I have read the bidding documents and Host Country Agreement for Russia 2018. These documents which are meant to be public but were not easily accessible and I only got a hold of them much later. So, I have a slight idea what lengths Russia went through to win the bid to host the World Cup. The secrecy surrounding these documents can be credited to FIFA’s request for non-disclosure in the Host Country Agreement – a document that many would categorise as being in the interest of the public. By now it might be clear to discerning readers that these events are about much more than sport. For countries in the BRICS – Brazil, Russia, India, China and South Africa – the increasing interest in hosting mega sporting events is about self-promotion, profit and an attempt to attract investors and cement their status (politically and economically) on a global stage. Thus the exorbitant costs that goes into organizing these events, should not be measured in financial terms alone.
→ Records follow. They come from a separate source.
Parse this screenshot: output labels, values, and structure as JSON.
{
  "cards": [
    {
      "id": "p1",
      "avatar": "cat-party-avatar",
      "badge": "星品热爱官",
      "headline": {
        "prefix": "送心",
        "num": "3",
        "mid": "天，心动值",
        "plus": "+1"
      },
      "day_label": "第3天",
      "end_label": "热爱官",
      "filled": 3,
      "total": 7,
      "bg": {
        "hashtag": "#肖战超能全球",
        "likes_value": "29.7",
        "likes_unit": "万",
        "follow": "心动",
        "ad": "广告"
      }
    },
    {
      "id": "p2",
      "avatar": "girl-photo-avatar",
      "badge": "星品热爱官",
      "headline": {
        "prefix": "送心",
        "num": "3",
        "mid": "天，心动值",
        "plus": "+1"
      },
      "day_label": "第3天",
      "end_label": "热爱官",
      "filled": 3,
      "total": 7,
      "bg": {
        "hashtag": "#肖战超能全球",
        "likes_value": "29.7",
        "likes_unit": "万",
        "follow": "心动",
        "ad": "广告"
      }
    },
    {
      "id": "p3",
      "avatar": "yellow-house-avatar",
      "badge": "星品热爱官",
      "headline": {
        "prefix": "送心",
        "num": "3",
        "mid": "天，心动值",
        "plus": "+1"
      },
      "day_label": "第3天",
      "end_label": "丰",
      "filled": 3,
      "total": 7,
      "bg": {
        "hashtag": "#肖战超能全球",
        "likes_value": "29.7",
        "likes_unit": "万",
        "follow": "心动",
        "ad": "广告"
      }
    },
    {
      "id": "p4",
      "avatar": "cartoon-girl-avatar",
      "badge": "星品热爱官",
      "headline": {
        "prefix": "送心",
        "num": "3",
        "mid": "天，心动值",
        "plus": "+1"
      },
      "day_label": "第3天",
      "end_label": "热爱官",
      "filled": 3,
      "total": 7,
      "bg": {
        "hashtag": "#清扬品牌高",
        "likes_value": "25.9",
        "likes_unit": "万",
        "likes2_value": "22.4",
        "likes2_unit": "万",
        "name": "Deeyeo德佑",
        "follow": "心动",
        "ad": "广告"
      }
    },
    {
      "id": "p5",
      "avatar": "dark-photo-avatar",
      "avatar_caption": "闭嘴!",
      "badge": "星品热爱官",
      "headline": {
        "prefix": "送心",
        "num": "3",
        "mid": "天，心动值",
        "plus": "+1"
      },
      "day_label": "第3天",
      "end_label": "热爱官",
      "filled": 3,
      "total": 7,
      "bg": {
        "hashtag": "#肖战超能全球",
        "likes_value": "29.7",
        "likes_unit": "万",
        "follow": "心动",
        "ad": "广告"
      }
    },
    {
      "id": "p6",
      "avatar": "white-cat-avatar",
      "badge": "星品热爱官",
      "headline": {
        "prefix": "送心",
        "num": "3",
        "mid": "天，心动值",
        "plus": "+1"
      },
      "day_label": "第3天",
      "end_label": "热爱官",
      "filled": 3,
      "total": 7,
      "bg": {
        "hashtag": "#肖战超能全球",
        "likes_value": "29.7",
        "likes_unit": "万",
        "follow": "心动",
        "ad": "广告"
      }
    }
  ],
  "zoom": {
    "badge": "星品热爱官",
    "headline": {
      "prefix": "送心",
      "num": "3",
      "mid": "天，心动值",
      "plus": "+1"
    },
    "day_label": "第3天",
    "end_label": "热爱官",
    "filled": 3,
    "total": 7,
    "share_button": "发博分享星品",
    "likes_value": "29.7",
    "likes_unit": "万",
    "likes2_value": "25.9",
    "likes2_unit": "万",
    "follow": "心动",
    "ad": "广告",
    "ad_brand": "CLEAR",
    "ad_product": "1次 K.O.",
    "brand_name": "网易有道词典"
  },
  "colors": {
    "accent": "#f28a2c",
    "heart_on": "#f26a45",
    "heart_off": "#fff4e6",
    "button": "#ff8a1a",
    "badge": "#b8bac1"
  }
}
What will be the legacy of the Russia 2018 FIFA World Cup? Did Russia learn any lessons from South Africa or Brazil? Comparatively, Russia had a longer run in the tournament than South Africa did in 2010. However, like South Africa, the staging of the tournament will not only be remembered for the team’s performance. Will we still remember Russia in 2018 for the political fall-out with England over Novichok? Or will it be the feel-good atmosphere football fans around the world have experienced in the country? I suspect we will tell stories about white elephants and exorbitant costs used to erect masculine playgrounds for a global elite. However, are these the questions we should be asking or stories we should be telling? After a conversation with a friend, I was inspired to think differently. In our discussion about the purported patriotism that mega events promote, a friend expressed her discomfort in celebrating nationalism amidst a growing tide of anti-immigration sentiments. I think she is correct.
I hope that now the last whistle has been blown, we begin to ask questions that provoke new insights into what it really means to belong to a global community. My hope is that the questions that we ask will not hinge on age-old issues such as how much money was made or lost in staging the 2018 World Cup. Instead I hope we will interrogate the morality of spending such amounts to promote a supposed global community through sport extravaganzas whilst simultaneously building walls and reinstating borders around the world.
Sophie Nakueira is a research fellow at the Max Planck Institute of Social Anthropology in Germany. Her doctorate focused on the security governance of the FIFA World Cup and transnational private governance. Her current research is on migration and plural governance in refugee camps. She presented her latest research on the moral economy of informal governance in refugee camps in Uganda in Uppsala, Sweden at a workshop funded by ROAPE. She can be contacted at firstname.lastname@example.org.
Featured Photograph: Fans of Bafana Bafana, as the South African soccer team is known, watching the opening game of the World Cup on an open-air screen in Soweto (11 June, 2010).